[Recorded data]
────────────────────────────────────────

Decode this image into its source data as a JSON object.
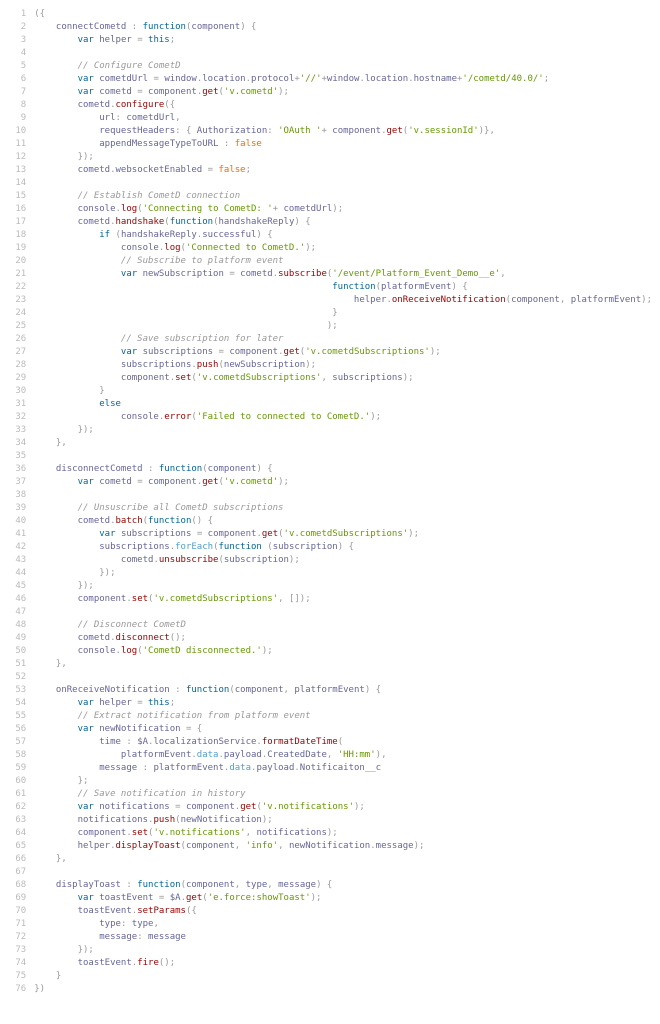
{
  "lines": [
    {
      "n": 1,
      "html": "<span class=\"pun\">({</span>"
    },
    {
      "n": 2,
      "html": "    <span class=\"key\">connectCometd</span> <span class=\"pun\">:</span> <span class=\"kw\">function</span><span class=\"pun\">(</span><span class=\"key\">component</span><span class=\"pun\">) {</span>"
    },
    {
      "n": 3,
      "html": "        <span class=\"kw\">var</span> <span class=\"key\">helper</span> <span class=\"pun\">=</span> <span class=\"kw\">this</span><span class=\"pun\">;</span>"
    },
    {
      "n": 4,
      "html": ""
    },
    {
      "n": 5,
      "html": "        <span class=\"cmt\">// Configure CometD</span>"
    },
    {
      "n": 6,
      "html": "        <span class=\"kw\">var</span> <span class=\"key\">cometdUrl</span> <span class=\"pun\">=</span> <span class=\"key\">window</span><span class=\"pun\">.</span><span class=\"key\">location</span><span class=\"pun\">.</span><span class=\"key\">protocol</span><span class=\"pun\">+</span><span class=\"str\">'//'</span><span class=\"pun\">+</span><span class=\"key\">window</span><span class=\"pun\">.</span><span class=\"key\">location</span><span class=\"pun\">.</span><span class=\"key\">hostname</span><span class=\"pun\">+</span><span class=\"str\">'/cometd/40.0/'</span><span class=\"pun\">;</span>"
    },
    {
      "n": 7,
      "html": "        <span class=\"kw\">var</span> <span class=\"key\">cometd</span> <span class=\"pun\">=</span> <span class=\"key\">component</span><span class=\"pun\">.</span><span class=\"fn\">get</span><span class=\"pun\">(</span><span class=\"str\">'v.cometd'</span><span class=\"pun\">);</span>"
    },
    {
      "n": 8,
      "html": "        <span class=\"key\">cometd</span><span class=\"pun\">.</span><span class=\"fn\">configure</span><span class=\"pun\">({</span>"
    },
    {
      "n": 9,
      "html": "            <span class=\"key\">url</span><span class=\"pun\">:</span> <span class=\"key\">cometdUrl</span><span class=\"pun\">,</span>"
    },
    {
      "n": 10,
      "html": "            <span class=\"key\">requestHeaders</span><span class=\"pun\">: {</span> <span class=\"key\">Authorization</span><span class=\"pun\">:</span> <span class=\"str\">'OAuth '</span><span class=\"pun\">+</span> <span class=\"key\">component</span><span class=\"pun\">.</span><span class=\"fn\">get</span><span class=\"pun\">(</span><span class=\"str\">'v.sessionId'</span><span class=\"pun\">)},</span>"
    },
    {
      "n": 11,
      "html": "            <span class=\"key\">appendMessageTypeToURL</span> <span class=\"pun\">:</span> <span class=\"lit\">false</span>"
    },
    {
      "n": 12,
      "html": "        <span class=\"pun\">});</span>"
    },
    {
      "n": 13,
      "html": "        <span class=\"key\">cometd</span><span class=\"pun\">.</span><span class=\"key\">websocketEnabled</span> <span class=\"pun\">=</span> <span class=\"lit\">false</span><span class=\"pun\">;</span>"
    },
    {
      "n": 14,
      "html": ""
    },
    {
      "n": 15,
      "html": "        <span class=\"cmt\">// Establish CometD connection</span>"
    },
    {
      "n": 16,
      "html": "        <span class=\"key\">console</span><span class=\"pun\">.</span><span class=\"fn\">log</span><span class=\"pun\">(</span><span class=\"str\">'Connecting to CometD: '</span><span class=\"pun\">+</span> <span class=\"key\">cometdUrl</span><span class=\"pun\">);</span>"
    },
    {
      "n": 17,
      "html": "        <span class=\"key\">cometd</span><span class=\"pun\">.</span><span class=\"fn\">handshake</span><span class=\"pun\">(</span><span class=\"kw\">function</span><span class=\"pun\">(</span><span class=\"key\">handshakeReply</span><span class=\"pun\">) {</span>"
    },
    {
      "n": 18,
      "html": "            <span class=\"kw\">if</span> <span class=\"pun\">(</span><span class=\"key\">handshakeReply</span><span class=\"pun\">.</span><span class=\"key\">successful</span><span class=\"pun\">) {</span>"
    },
    {
      "n": 19,
      "html": "                <span class=\"key\">console</span><span class=\"pun\">.</span><span class=\"fn\">log</span><span class=\"pun\">(</span><span class=\"str\">'Connected to CometD.'</span><span class=\"pun\">);</span>"
    },
    {
      "n": 20,
      "html": "                <span class=\"cmt\">// Subscribe to platform event</span>"
    },
    {
      "n": 21,
      "html": "                <span class=\"kw\">var</span> <span class=\"key\">newSubscription</span> <span class=\"pun\">=</span> <span class=\"key\">cometd</span><span class=\"pun\">.</span><span class=\"fn\">subscribe</span><span class=\"pun\">(</span><span class=\"str\">'/event/Platform_Event_Demo__e'</span><span class=\"pun\">,</span>"
    },
    {
      "n": 22,
      "html": "                                                       <span class=\"kw\">function</span><span class=\"pun\">(</span><span class=\"key\">platformEvent</span><span class=\"pun\">) {</span>"
    },
    {
      "n": 23,
      "html": "                                                           <span class=\"key\">helper</span><span class=\"pun\">.</span><span class=\"fn\">onReceiveNotification</span><span class=\"pun\">(</span><span class=\"key\">component</span><span class=\"pun\">,</span> <span class=\"key\">platformEvent</span><span class=\"pun\">);</span>"
    },
    {
      "n": 24,
      "html": "                                                       <span class=\"pun\">}</span>"
    },
    {
      "n": 25,
      "html": "                                                      <span class=\"pun\">);</span>"
    },
    {
      "n": 26,
      "html": "                <span class=\"cmt\">// Save subscription for later</span>"
    },
    {
      "n": 27,
      "html": "                <span class=\"kw\">var</span> <span class=\"key\">subscriptions</span> <span class=\"pun\">=</span> <span class=\"key\">component</span><span class=\"pun\">.</span><span class=\"fn\">get</span><span class=\"pun\">(</span><span class=\"str\">'v.cometdSubscriptions'</span><span class=\"pun\">);</span>"
    },
    {
      "n": 28,
      "html": "                <span class=\"key\">subscriptions</span><span class=\"pun\">.</span><span class=\"fn\">push</span><span class=\"pun\">(</span><span class=\"key\">newSubscription</span><span class=\"pun\">);</span>"
    },
    {
      "n": 29,
      "html": "                <span class=\"key\">component</span><span class=\"pun\">.</span><span class=\"fn\">set</span><span class=\"pun\">(</span><span class=\"str\">'v.cometdSubscriptions'</span><span class=\"pun\">,</span> <span class=\"key\">subscriptions</span><span class=\"pun\">);</span>"
    },
    {
      "n": 30,
      "html": "            <span class=\"pun\">}</span>"
    },
    {
      "n": 31,
      "html": "            <span class=\"kw\">else</span>"
    },
    {
      "n": 32,
      "html": "                <span class=\"key\">console</span><span class=\"pun\">.</span><span class=\"fn\">error</span><span class=\"pun\">(</span><span class=\"str\">'Failed to connected to CometD.'</span><span class=\"pun\">);</span>"
    },
    {
      "n": 33,
      "html": "        <span class=\"pun\">});</span>"
    },
    {
      "n": 34,
      "html": "    <span class=\"pun\">},</span>"
    },
    {
      "n": 35,
      "html": ""
    },
    {
      "n": 36,
      "html": "    <span class=\"key\">disconnectCometd</span> <span class=\"pun\">:</span> <span class=\"kw\">function</span><span class=\"pun\">(</span><span class=\"key\">component</span><span class=\"pun\">) {</span>"
    },
    {
      "n": 37,
      "html": "        <span class=\"kw\">var</span> <span class=\"key\">cometd</span> <span class=\"pun\">=</span> <span class=\"key\">component</span><span class=\"pun\">.</span><span class=\"fn\">get</span><span class=\"pun\">(</span><span class=\"str\">'v.cometd'</span><span class=\"pun\">);</span>"
    },
    {
      "n": 38,
      "html": ""
    },
    {
      "n": 39,
      "html": "        <span class=\"cmt\">// Unsuscribe all CometD subscriptions</span>"
    },
    {
      "n": 40,
      "html": "        <span class=\"key\">cometd</span><span class=\"pun\">.</span><span class=\"fn\">batch</span><span class=\"pun\">(</span><span class=\"kw\">function</span><span class=\"pun\">() {</span>"
    },
    {
      "n": 41,
      "html": "            <span class=\"kw\">var</span> <span class=\"key\">subscriptions</span> <span class=\"pun\">=</span> <span class=\"key\">component</span><span class=\"pun\">.</span><span class=\"fn\">get</span><span class=\"pun\">(</span><span class=\"str\">'v.cometdSubscriptions'</span><span class=\"pun\">);</span>"
    },
    {
      "n": 42,
      "html": "            <span class=\"key\">subscriptions</span><span class=\"pun\">.</span><span class=\"prp\">forEach</span><span class=\"pun\">(</span><span class=\"kw\">function</span> <span class=\"pun\">(</span><span class=\"key\">subscription</span><span class=\"pun\">) {</span>"
    },
    {
      "n": 43,
      "html": "                <span class=\"key\">cometd</span><span class=\"pun\">.</span><span class=\"fn\">unsubscribe</span><span class=\"pun\">(</span><span class=\"key\">subscription</span><span class=\"pun\">);</span>"
    },
    {
      "n": 44,
      "html": "            <span class=\"pun\">});</span>"
    },
    {
      "n": 45,
      "html": "        <span class=\"pun\">});</span>"
    },
    {
      "n": 46,
      "html": "        <span class=\"key\">component</span><span class=\"pun\">.</span><span class=\"fn\">set</span><span class=\"pun\">(</span><span class=\"str\">'v.cometdSubscriptions'</span><span class=\"pun\">,</span> <span class=\"pun\">[]);</span>"
    },
    {
      "n": 47,
      "html": ""
    },
    {
      "n": 48,
      "html": "        <span class=\"cmt\">// Disconnect CometD</span>"
    },
    {
      "n": 49,
      "html": "        <span class=\"key\">cometd</span><span class=\"pun\">.</span><span class=\"fn\">disconnect</span><span class=\"pun\">();</span>"
    },
    {
      "n": 50,
      "html": "        <span class=\"key\">console</span><span class=\"pun\">.</span><span class=\"fn\">log</span><span class=\"pun\">(</span><span class=\"str\">'CometD disconnected.'</span><span class=\"pun\">);</span>"
    },
    {
      "n": 51,
      "html": "    <span class=\"pun\">},</span>"
    },
    {
      "n": 52,
      "html": ""
    },
    {
      "n": 53,
      "html": "    <span class=\"key\">onReceiveNotification</span> <span class=\"pun\">:</span> <span class=\"kw\">function</span><span class=\"pun\">(</span><span class=\"key\">component</span><span class=\"pun\">,</span> <span class=\"key\">platformEvent</span><span class=\"pun\">) {</span>"
    },
    {
      "n": 54,
      "html": "        <span class=\"kw\">var</span> <span class=\"key\">helper</span> <span class=\"pun\">=</span> <span class=\"kw\">this</span><span class=\"pun\">;</span>"
    },
    {
      "n": 55,
      "html": "        <span class=\"cmt\">// Extract notification from platform event</span>"
    },
    {
      "n": 56,
      "html": "        <span class=\"kw\">var</span> <span class=\"key\">newNotification</span> <span class=\"pun\">= {</span>"
    },
    {
      "n": 57,
      "html": "            <span class=\"key\">time</span> <span class=\"pun\">:</span> <span class=\"key\">$A</span><span class=\"pun\">.</span><span class=\"key\">localizationService</span><span class=\"pun\">.</span><span class=\"fn\">formatDateTime</span><span class=\"pun\">(</span>"
    },
    {
      "n": 58,
      "html": "                <span class=\"key\">platformEvent</span><span class=\"pun\">.</span><span class=\"prp\">data</span><span class=\"pun\">.</span><span class=\"key\">payload</span><span class=\"pun\">.</span><span class=\"key\">CreatedDate</span><span class=\"pun\">,</span> <span class=\"str\">'HH:mm'</span><span class=\"pun\">),</span>"
    },
    {
      "n": 59,
      "html": "            <span class=\"key\">message</span> <span class=\"pun\">:</span> <span class=\"key\">platformEvent</span><span class=\"pun\">.</span><span class=\"prp\">data</span><span class=\"pun\">.</span><span class=\"key\">payload</span><span class=\"pun\">.</span><span class=\"key\">Notificaiton__c</span>"
    },
    {
      "n": 60,
      "html": "        <span class=\"pun\">};</span>"
    },
    {
      "n": 61,
      "html": "        <span class=\"cmt\">// Save notification in history</span>"
    },
    {
      "n": 62,
      "html": "        <span class=\"kw\">var</span> <span class=\"key\">notifications</span> <span class=\"pun\">=</span> <span class=\"key\">component</span><span class=\"pun\">.</span><span class=\"fn\">get</span><span class=\"pun\">(</span><span class=\"str\">'v.notifications'</span><span class=\"pun\">);</span>"
    },
    {
      "n": 63,
      "html": "        <span class=\"key\">notifications</span><span class=\"pun\">.</span><span class=\"fn\">push</span><span class=\"pun\">(</span><span class=\"key\">newNotification</span><span class=\"pun\">);</span>"
    },
    {
      "n": 64,
      "html": "        <span class=\"key\">component</span><span class=\"pun\">.</span><span class=\"fn\">set</span><span class=\"pun\">(</span><span class=\"str\">'v.notifications'</span><span class=\"pun\">,</span> <span class=\"key\">notifications</span><span class=\"pun\">);</span>"
    },
    {
      "n": 65,
      "html": "        <span class=\"key\">helper</span><span class=\"pun\">.</span><span class=\"fn\">displayToast</span><span class=\"pun\">(</span><span class=\"key\">component</span><span class=\"pun\">,</span> <span class=\"str\">'info'</span><span class=\"pun\">,</span> <span class=\"key\">newNotification</span><span class=\"pun\">.</span><span class=\"key\">message</span><span class=\"pun\">);</span>"
    },
    {
      "n": 66,
      "html": "    <span class=\"pun\">},</span>"
    },
    {
      "n": 67,
      "html": ""
    },
    {
      "n": 68,
      "html": "    <span class=\"key\">displayToast</span> <span class=\"pun\">:</span> <span class=\"kw\">function</span><span class=\"pun\">(</span><span class=\"key\">component</span><span class=\"pun\">,</span> <span class=\"key\">type</span><span class=\"pun\">,</span> <span class=\"key\">message</span><span class=\"pun\">) {</span>"
    },
    {
      "n": 69,
      "html": "        <span class=\"kw\">var</span> <span class=\"key\">toastEvent</span> <span class=\"pun\">=</span> <span class=\"key\">$A</span><span class=\"pun\">.</span><span class=\"fn\">get</span><span class=\"pun\">(</span><span class=\"str\">'e.force:showToast'</span><span class=\"pun\">);</span>"
    },
    {
      "n": 70,
      "html": "        <span class=\"key\">toastEvent</span><span class=\"pun\">.</span><span class=\"fn\">setParams</span><span class=\"pun\">({</span>"
    },
    {
      "n": 71,
      "html": "            <span class=\"key\">type</span><span class=\"pun\">:</span> <span class=\"key\">type</span><span class=\"pun\">,</span>"
    },
    {
      "n": 72,
      "html": "            <span class=\"key\">message</span><span class=\"pun\">:</span> <span class=\"key\">message</span>"
    },
    {
      "n": 73,
      "html": "        <span class=\"pun\">});</span>"
    },
    {
      "n": 74,
      "html": "        <span class=\"key\">toastEvent</span><span class=\"pun\">.</span><span class=\"fn\">fire</span><span class=\"pun\">();</span>"
    },
    {
      "n": 75,
      "html": "    <span class=\"pun\">}</span>"
    },
    {
      "n": 76,
      "html": "<span class=\"pun\">})</span>"
    }
  ]
}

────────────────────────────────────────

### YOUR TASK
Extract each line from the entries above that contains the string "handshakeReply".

### RESPONSE FOR THIS EXERCISE
      "html": "        <span class=\"key\">cometd</span><span class=\"pun\">.</span><span class=\"fn\">handshake</span><span class=\"pun\">(</span><span class=\"kw\">function</span><span class=\"pun\">(</span><span class=\"key\">handshakeReply</span><span class=\"pun\">) {</span>"
      "html": "            <span class=\"kw\">if</span> <span class=\"pun\">(</span><span class=\"key\">handshakeReply</span><span class=\"pun\">.</span><span class=\"key\">successful</span><span class=\"pun\">) {</span>"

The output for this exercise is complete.